Write out each line of the material exactly as given, and drop the images.

========================

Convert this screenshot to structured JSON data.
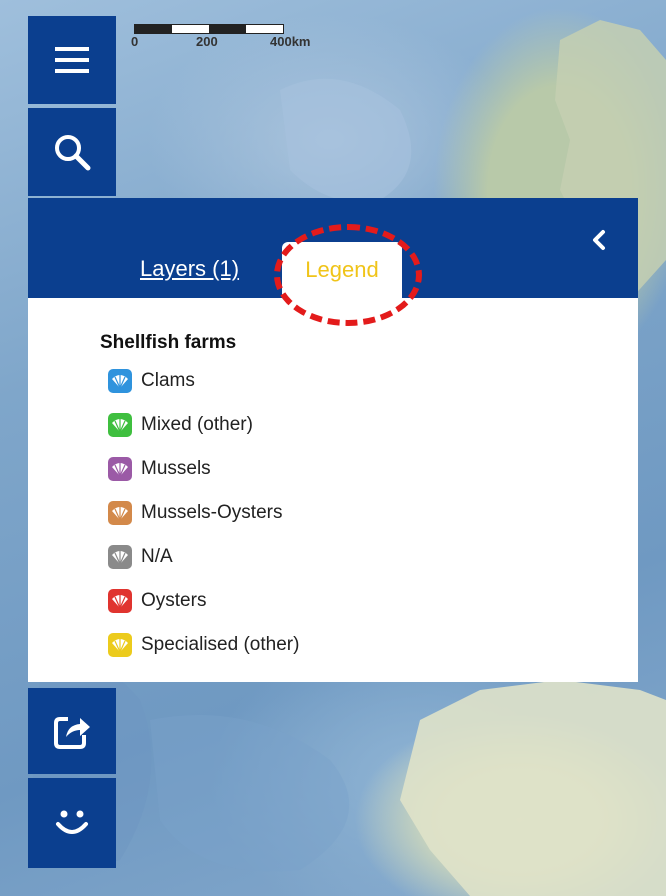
{
  "scalebar": {
    "labels": [
      "0",
      "200",
      "400km"
    ]
  },
  "toolbar": {
    "menu_icon": "hamburger-menu-icon",
    "search_icon": "search-icon",
    "share_icon": "share-icon",
    "feedback_icon": "smiley-icon"
  },
  "panel": {
    "tabs": {
      "layers": "Layers (1)",
      "legend": "Legend"
    },
    "active_tab": "legend",
    "collapse_icon": "chevron-left-icon",
    "legend": {
      "title": "Shellfish farms",
      "items": [
        {
          "label": "Clams",
          "color": "#2f93dd"
        },
        {
          "label": "Mixed (other)",
          "color": "#3fbf3f"
        },
        {
          "label": "Mussels",
          "color": "#9b5aa6"
        },
        {
          "label": "Mussels-Oysters",
          "color": "#d3894a"
        },
        {
          "label": "N/A",
          "color": "#8a8a8a"
        },
        {
          "label": "Oysters",
          "color": "#e0342f"
        },
        {
          "label": "Specialised (other)",
          "color": "#eccb1c"
        }
      ]
    }
  },
  "colors": {
    "brand_blue": "#0b3f8f",
    "active_tab_text": "#f0c419",
    "annotation_red": "#e31b1b"
  }
}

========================

* Solution to this task:
Convert this screenshot to structured JSON data.
{
  "scalebar": {
    "labels": [
      "0",
      "200",
      "400km"
    ]
  },
  "toolbar": {
    "menu_icon": "hamburger-menu-icon",
    "search_icon": "search-icon",
    "share_icon": "share-icon",
    "feedback_icon": "smiley-icon"
  },
  "panel": {
    "tabs": {
      "layers": "Layers (1)",
      "legend": "Legend"
    },
    "active_tab": "legend",
    "collapse_icon": "chevron-left-icon",
    "legend": {
      "title": "Shellfish farms",
      "items": [
        {
          "label": "Clams",
          "color": "#2f93dd"
        },
        {
          "label": "Mixed (other)",
          "color": "#3fbf3f"
        },
        {
          "label": "Mussels",
          "color": "#9b5aa6"
        },
        {
          "label": "Mussels-Oysters",
          "color": "#d3894a"
        },
        {
          "label": "N/A",
          "color": "#8a8a8a"
        },
        {
          "label": "Oysters",
          "color": "#e0342f"
        },
        {
          "label": "Specialised (other)",
          "color": "#eccb1c"
        }
      ]
    }
  },
  "colors": {
    "brand_blue": "#0b3f8f",
    "active_tab_text": "#f0c419",
    "annotation_red": "#e31b1b"
  }
}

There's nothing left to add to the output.